Close but no cigar.
too technicolor from the filters used to extend exposure times
Liked the spray of wave on rock but needed a longer lens really
Time to get back to safer territory on the way. I could have stopped for some shots of the dippers, but lens choice was a limiting factor and there was nothing here that inspired me to do something different with the shot. I was certainly wary of getting too close to the water again!
I could have looked for someone interesting to be my subject, but there was no action on the waves, and relatively few people about on the sand so that didn’t look promising either.
Now I love repeating patterns in pictures (perhaps that’s why I’m drawn to the sea so much) so that was my next thought. The green railings that extend for the couple of miles from Seaburn to Roker have always pleased me. Perhaps I should make a feature of them. Now I’m usually ambivalent about pictures which have been desaturated bar a single element (it was very fashionable in wedding photography for a while), but here I think it just about works.
I still wasn’t happy though. I was bracketing my exposures (shooting over and under exposed shots as well as what might be considered a normal exposure) in case I wanted to process any HDR (high dynamic range) images later, where having the extra information from multiple exposures allows more detail to be revealed in the shadows and highlights.

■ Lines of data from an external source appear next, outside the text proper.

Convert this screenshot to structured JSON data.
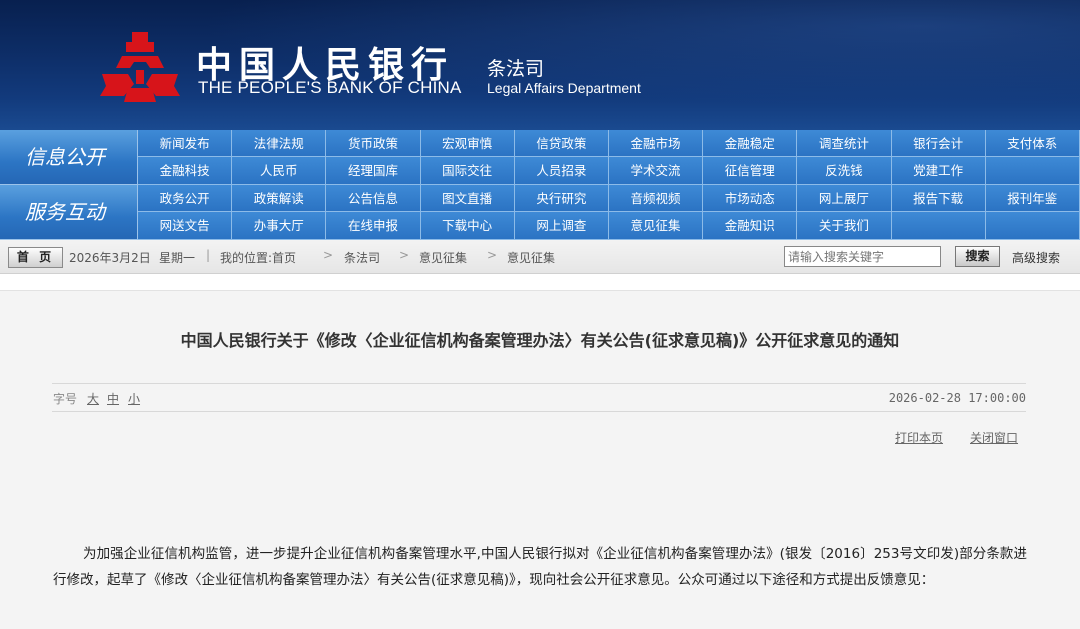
{
  "header": {
    "org_cn": "中国人民银行",
    "org_en": "THE PEOPLE'S BANK OF CHINA",
    "dept_cn": "条法司",
    "dept_en": "Legal Affairs Department",
    "emblem_icon": "pboc-emblem-icon",
    "emblem_color": "#d7141a"
  },
  "nav": {
    "section1_label": "信息公开",
    "section1_items": [
      "新闻发布",
      "法律法规",
      "货币政策",
      "宏观审慎",
      "信贷政策",
      "金融市场",
      "金融稳定",
      "调查统计",
      "银行会计",
      "支付体系",
      "金融科技",
      "人民币",
      "经理国库",
      "国际交往",
      "人员招录",
      "学术交流",
      "征信管理",
      "反洗钱",
      "党建工作",
      ""
    ],
    "section2_label": "服务互动",
    "section2_items": [
      "政务公开",
      "政策解读",
      "公告信息",
      "图文直播",
      "央行研究",
      "音频视频",
      "市场动态",
      "网上展厅",
      "报告下载",
      "报刊年鉴",
      "网送文告",
      "办事大厅",
      "在线申报",
      "下载中心",
      "网上调查",
      "意见征集",
      "金融知识",
      "关于我们",
      "",
      ""
    ]
  },
  "crumbbar": {
    "home": "首 页",
    "date": "2026年3月2日",
    "weekday": "星期一",
    "location_label": "我的位置:首页",
    "crumbs": [
      "条法司",
      "意见征集",
      "意见征集"
    ],
    "search_placeholder": "请输入搜索关键字",
    "search_button": "搜索",
    "advanced_search": "高级搜索"
  },
  "article": {
    "title": "中国人民银行关于《修改〈企业征信机构备案管理办法〉有关公告(征求意见稿)》公开征求意见的通知",
    "font_size_label": "字号",
    "font_large": "大",
    "font_medium": "中",
    "font_small": "小",
    "date": "2026-02-28 17:00:00",
    "print": "打印本页",
    "close": "关闭窗口",
    "body": "为加强企业征信机构监管，进一步提升企业征信机构备案管理水平,中国人民银行拟对《企业征信机构备案管理办法》(银发〔2016〕253号文印发)部分条款进行修改，起草了《修改〈企业征信机构备案管理办法〉有关公告(征求意见稿)》，现向社会公开征求意见。公众可通过以下途径和方式提出反馈意见："
  }
}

The textures on these rusted tubes benefited from that approach, as did the grain in the wooden slats of this seating.
Salt air and metal aren’t good bed fellows
Contrast the random lines of wood grain with the man made variety
I turned to take another shot of the railings and was looking at the over-exposed frame which allowed the sandy background to disappear leaving me with some texture on the nearest ball, tailing off into beautiful bokeh. Here was the shot I wanted. It may not mean much to the casual observer, but to me it was the special one. No need to look any further.